Graduate shares her experience with Bridge Fellowship  

Pictured: Ladna Farah speaking at the 2019 King County Bridge Fellowship graduation.

Ladna Farah graduated from King County’s Bridge Fellowship program on June 24, and gave a heartfelt speech about her experience in the program, her aspirations, and what she learned from it. 

Good Afternoon! My name is Ladna Farah.

Thank you all for being here today. I would like to share my thoughts and discoveries about the topics: Fear and Leadership, to share how the King County Bridge Program has contributed to my personal development and to thank the King County Bridge Fellowship Program for awakening my leadership potential and aspirations.

There is a two-part adage about fear; I will share the first half of that adage with you now and the second half near the conclusion of my speech.

Fear! F. E. A. R. Fear Everything And Run!!!!!

Even as far back as a nine-year old immigrant schoolgirl, I have had a nearly paralyzing fear of public speaking. Echoes of that fear even continued through my restless sleep last night. Yet, I have the desire to be a leader who provides positive influence and impacts change for the good of our society but I have not allowed myself to be noticed.

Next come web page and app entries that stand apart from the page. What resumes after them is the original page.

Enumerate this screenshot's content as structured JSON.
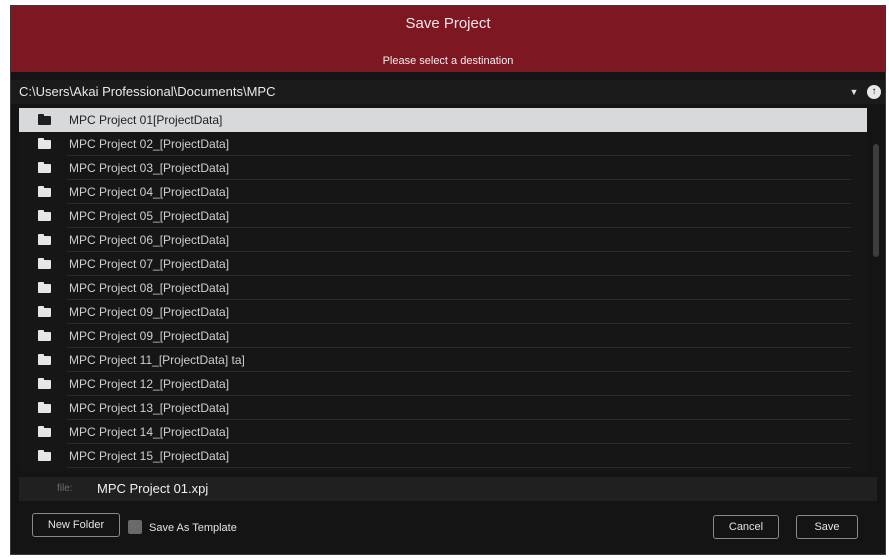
{
  "dialog": {
    "title": "Save Project",
    "subtitle": "Please select a destination"
  },
  "path": {
    "value": "C:\\Users\\Akai Professional\\Documents\\MPC",
    "dropdown_icon": "caret-down-icon",
    "up_icon": "up-arrow-icon"
  },
  "files": [
    {
      "name": "MPC Project 01[ProjectData]",
      "selected": true
    },
    {
      "name": "MPC Project 02_[ProjectData]"
    },
    {
      "name": "MPC Project 03_[ProjectData]"
    },
    {
      "name": "MPC Project 04_[ProjectData]"
    },
    {
      "name": "MPC Project 05_[ProjectData]"
    },
    {
      "name": "MPC Project 06_[ProjectData]"
    },
    {
      "name": "MPC Project 07_[ProjectData]"
    },
    {
      "name": "MPC Project 08_[ProjectData]"
    },
    {
      "name": "MPC Project 09_[ProjectData]"
    },
    {
      "name": "MPC Project 09_[ProjectData]"
    },
    {
      "name": "MPC Project 11_[ProjectData] ta]"
    },
    {
      "name": "MPC Project 12_[ProjectData]"
    },
    {
      "name": "MPC Project 13_[ProjectData]"
    },
    {
      "name": "MPC Project 14_[ProjectData]"
    },
    {
      "name": "MPC Project 15_[ProjectData]"
    }
  ],
  "file_field": {
    "label": "file:",
    "value": "MPC Project 01.xpj"
  },
  "footer": {
    "new_folder": "New Folder",
    "save_as_template": "Save As Template",
    "save_as_template_checked": false,
    "cancel": "Cancel",
    "save": "Save"
  },
  "colors": {
    "title_bar": "#7d1722",
    "background": "#141414",
    "selected_row": "#d7dadd"
  }
}
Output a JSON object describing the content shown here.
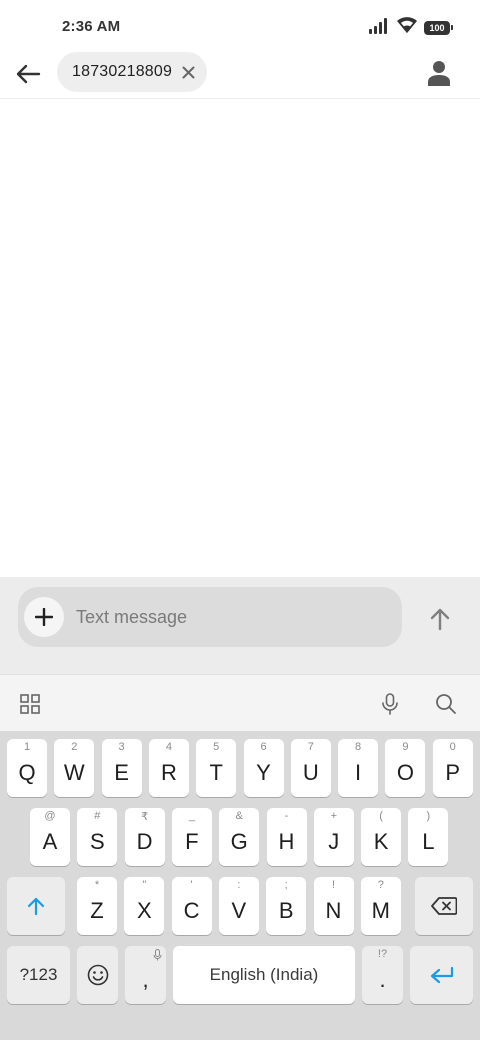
{
  "status_bar": {
    "time": "2:36 AM",
    "battery": "100",
    "icons": [
      "signal-icon",
      "wifi-icon",
      "battery-icon"
    ]
  },
  "app_bar": {
    "recipient": "18730218809",
    "icons": [
      "back-arrow-icon",
      "close-icon",
      "person-icon"
    ]
  },
  "compose": {
    "placeholder": "Text message",
    "icons": [
      "plus-icon",
      "send-arrow-icon"
    ]
  },
  "keyboard_toolbar": {
    "icons": [
      "grid-icon",
      "microphone-icon",
      "search-icon"
    ]
  },
  "keyboard": {
    "row1": [
      {
        "label": "Q",
        "hint": "1"
      },
      {
        "label": "W",
        "hint": "2"
      },
      {
        "label": "E",
        "hint": "3"
      },
      {
        "label": "R",
        "hint": "4"
      },
      {
        "label": "T",
        "hint": "5"
      },
      {
        "label": "Y",
        "hint": "6"
      },
      {
        "label": "U",
        "hint": "7"
      },
      {
        "label": "I",
        "hint": "8"
      },
      {
        "label": "O",
        "hint": "9"
      },
      {
        "label": "P",
        "hint": "0"
      }
    ],
    "row2": [
      {
        "label": "A",
        "hint": "@"
      },
      {
        "label": "S",
        "hint": "#"
      },
      {
        "label": "D",
        "hint": "₹"
      },
      {
        "label": "F",
        "hint": "_"
      },
      {
        "label": "G",
        "hint": "&"
      },
      {
        "label": "H",
        "hint": "-"
      },
      {
        "label": "J",
        "hint": "+"
      },
      {
        "label": "K",
        "hint": "("
      },
      {
        "label": "L",
        "hint": ")"
      }
    ],
    "row3": [
      {
        "label": "Z",
        "hint": "*"
      },
      {
        "label": "X",
        "hint": "\""
      },
      {
        "label": "C",
        "hint": "'"
      },
      {
        "label": "V",
        "hint": ":"
      },
      {
        "label": "B",
        "hint": ";"
      },
      {
        "label": "N",
        "hint": "!"
      },
      {
        "label": "M",
        "hint": "?"
      }
    ],
    "symbols_label": "?123",
    "comma_label": ",",
    "space_label": "English (India)",
    "period_label": ".",
    "period_hint": "!?",
    "accent_color": "#1a9be6",
    "special_icons": [
      "shift-icon",
      "backspace-icon",
      "emoji-icon",
      "enter-icon",
      "mic-small-icon"
    ]
  }
}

At times I allowed my thoughts to get the best of me. I can be my harshest critic. And sometimes, my thoughts are based on assumptions, expectations, worst-case scenario, self-doubt and fear.

Perhaps you are familiar with the poem by Marianne Williamson, “Our Deepest Fear?” Our deepest fear is not that we are inadequate. Our deepest fear is that we are powerful beyond measure.” So which is it for me? What am I afraid of? Am I afraid of failure or power?

The King County Bridge Fellowship Program allowed me to explore that question and provided me the opportunity to identify new insights about myself at my own pace.

There are three parts of the Bridge Program that really stimulated me:

  • Agreements – that established group norms in a safe and trusting environment, you can be your authentic self and there are no judgements.
  • Characteristics of Leadership – learning how to build excellence and identifying traits I want to have as a strong leader who can influence others to be their best.
  • A Self-Portrait– discovering my talents, creating and developing my mission statement and learning more about myself and my capabilities.

In Bridge, one of my biggest discoveries was becoming unafraid of discomfort! I learned to sit and absorb the discomfort. And, when I did, incredibly, it wasn’t fatal.  I learned more about overcoming my fear.

As I look to contribute my knowledge, skills and abilities in the quest for a career in King County, and as a social justice advocate, I am told that I will need to be a leader at various times and for various reasons. Upon hearing that, my first reaction was fear.  – Fear Everything And Run! But, I am comforted by an African proverb, “When there is no enemy within, the enemies outside cannot harm you”. That encourages me to speak my truth, to lead when needed, and to follow when necessary.

Leadership is not a destination, it’s a journey, a long, winding and bumpy road. That’s a road I am eager to travel. The Bridge Fellowship Program provides a bridge between self-doubt and leadership development; leadership lies within all of us, it just needs to be awakened.

I realize I am eliminating the enemy within me – my inner fear – and that I am poised to be a leader when called upon to do so. I am at the beginning of the journey – I still have a lot to learn. But I am on my way now because my old nemesis FEAR, now fears ME!!! The choice is, and always has been, to face my fear and face up to my capabilities.

Now, I promised you the second half of the adage. Let me conclude with the full saying now.

F.E.A.R – Fear Everything And Run

Or

Face Everything And Rise!!!

Thank You.